▸ **Work to be completed**
Across these entries, how many lines contain the word "public"? Answer with only the number.

◇ ◇ ◇ ◇

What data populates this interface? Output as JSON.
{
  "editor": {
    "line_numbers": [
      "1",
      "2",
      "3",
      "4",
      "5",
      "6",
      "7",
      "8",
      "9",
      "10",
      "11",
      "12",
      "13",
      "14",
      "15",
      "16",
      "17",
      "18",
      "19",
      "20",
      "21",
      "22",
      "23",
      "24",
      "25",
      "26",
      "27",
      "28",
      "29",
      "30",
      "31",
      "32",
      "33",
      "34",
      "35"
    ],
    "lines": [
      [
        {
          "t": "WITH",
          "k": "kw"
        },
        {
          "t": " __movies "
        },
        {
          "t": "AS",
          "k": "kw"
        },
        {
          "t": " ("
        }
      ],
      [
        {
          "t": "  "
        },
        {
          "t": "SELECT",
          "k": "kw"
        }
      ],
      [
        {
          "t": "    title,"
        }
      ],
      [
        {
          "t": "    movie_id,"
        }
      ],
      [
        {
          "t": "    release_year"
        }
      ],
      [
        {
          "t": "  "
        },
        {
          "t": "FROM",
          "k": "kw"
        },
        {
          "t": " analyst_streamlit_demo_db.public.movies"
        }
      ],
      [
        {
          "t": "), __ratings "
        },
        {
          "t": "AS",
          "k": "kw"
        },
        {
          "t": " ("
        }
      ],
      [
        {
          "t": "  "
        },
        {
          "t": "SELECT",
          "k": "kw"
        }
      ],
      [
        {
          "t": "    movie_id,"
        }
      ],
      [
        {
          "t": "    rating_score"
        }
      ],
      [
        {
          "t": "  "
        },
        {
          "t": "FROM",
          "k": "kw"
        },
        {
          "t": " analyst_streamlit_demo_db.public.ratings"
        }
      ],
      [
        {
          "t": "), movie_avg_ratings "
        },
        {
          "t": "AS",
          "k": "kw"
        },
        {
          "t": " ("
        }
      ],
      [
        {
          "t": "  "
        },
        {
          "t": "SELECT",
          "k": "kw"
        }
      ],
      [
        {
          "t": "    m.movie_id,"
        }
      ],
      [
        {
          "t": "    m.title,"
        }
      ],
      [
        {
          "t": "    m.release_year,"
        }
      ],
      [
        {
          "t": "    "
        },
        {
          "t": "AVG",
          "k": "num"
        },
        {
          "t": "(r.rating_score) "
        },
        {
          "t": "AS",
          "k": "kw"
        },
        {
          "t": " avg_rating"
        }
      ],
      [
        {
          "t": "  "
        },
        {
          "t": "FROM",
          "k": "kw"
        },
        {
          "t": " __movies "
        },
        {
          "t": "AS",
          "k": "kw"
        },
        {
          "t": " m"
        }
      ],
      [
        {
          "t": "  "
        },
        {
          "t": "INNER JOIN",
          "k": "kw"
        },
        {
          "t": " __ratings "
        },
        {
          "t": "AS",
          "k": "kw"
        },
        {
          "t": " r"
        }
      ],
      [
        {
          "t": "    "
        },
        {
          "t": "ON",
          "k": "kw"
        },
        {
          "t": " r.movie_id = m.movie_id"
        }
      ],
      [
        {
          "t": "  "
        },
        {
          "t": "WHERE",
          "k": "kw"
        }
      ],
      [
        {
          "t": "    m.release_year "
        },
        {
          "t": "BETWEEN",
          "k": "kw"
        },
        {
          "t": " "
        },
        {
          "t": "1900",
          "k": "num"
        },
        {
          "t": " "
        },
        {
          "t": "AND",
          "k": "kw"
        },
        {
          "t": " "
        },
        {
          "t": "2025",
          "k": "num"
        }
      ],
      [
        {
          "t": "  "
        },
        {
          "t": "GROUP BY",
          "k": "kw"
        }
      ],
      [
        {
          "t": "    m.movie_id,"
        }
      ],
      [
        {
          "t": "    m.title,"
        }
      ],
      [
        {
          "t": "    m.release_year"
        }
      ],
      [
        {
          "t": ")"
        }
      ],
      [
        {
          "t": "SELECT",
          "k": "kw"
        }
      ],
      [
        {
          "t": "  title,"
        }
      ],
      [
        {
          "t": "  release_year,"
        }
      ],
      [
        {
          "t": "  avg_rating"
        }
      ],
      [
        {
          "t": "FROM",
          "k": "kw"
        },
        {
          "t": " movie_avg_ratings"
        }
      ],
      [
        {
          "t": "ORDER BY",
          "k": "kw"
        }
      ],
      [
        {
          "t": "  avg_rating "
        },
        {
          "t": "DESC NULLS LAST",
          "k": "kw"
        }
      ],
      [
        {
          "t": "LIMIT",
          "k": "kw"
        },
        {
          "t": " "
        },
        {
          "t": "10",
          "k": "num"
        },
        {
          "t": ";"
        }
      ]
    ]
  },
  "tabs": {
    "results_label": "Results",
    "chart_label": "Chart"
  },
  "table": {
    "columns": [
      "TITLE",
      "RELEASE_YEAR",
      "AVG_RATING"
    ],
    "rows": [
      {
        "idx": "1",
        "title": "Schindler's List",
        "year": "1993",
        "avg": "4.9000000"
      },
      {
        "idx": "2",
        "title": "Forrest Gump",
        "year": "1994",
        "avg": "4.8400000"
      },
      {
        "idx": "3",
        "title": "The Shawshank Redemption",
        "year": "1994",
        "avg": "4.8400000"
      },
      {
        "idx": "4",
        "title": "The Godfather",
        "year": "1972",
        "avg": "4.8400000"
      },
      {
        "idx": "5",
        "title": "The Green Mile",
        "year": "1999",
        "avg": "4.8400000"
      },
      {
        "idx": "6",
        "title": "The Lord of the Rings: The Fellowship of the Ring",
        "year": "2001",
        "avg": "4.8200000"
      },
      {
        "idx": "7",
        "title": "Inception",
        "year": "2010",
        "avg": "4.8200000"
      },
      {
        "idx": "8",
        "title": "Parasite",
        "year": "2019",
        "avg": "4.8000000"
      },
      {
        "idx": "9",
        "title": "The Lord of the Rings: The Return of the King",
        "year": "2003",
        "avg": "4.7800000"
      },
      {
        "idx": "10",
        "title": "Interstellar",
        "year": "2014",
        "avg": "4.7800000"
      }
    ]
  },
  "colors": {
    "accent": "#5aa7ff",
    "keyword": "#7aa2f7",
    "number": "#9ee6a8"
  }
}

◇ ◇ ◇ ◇

▸ **Task response**
2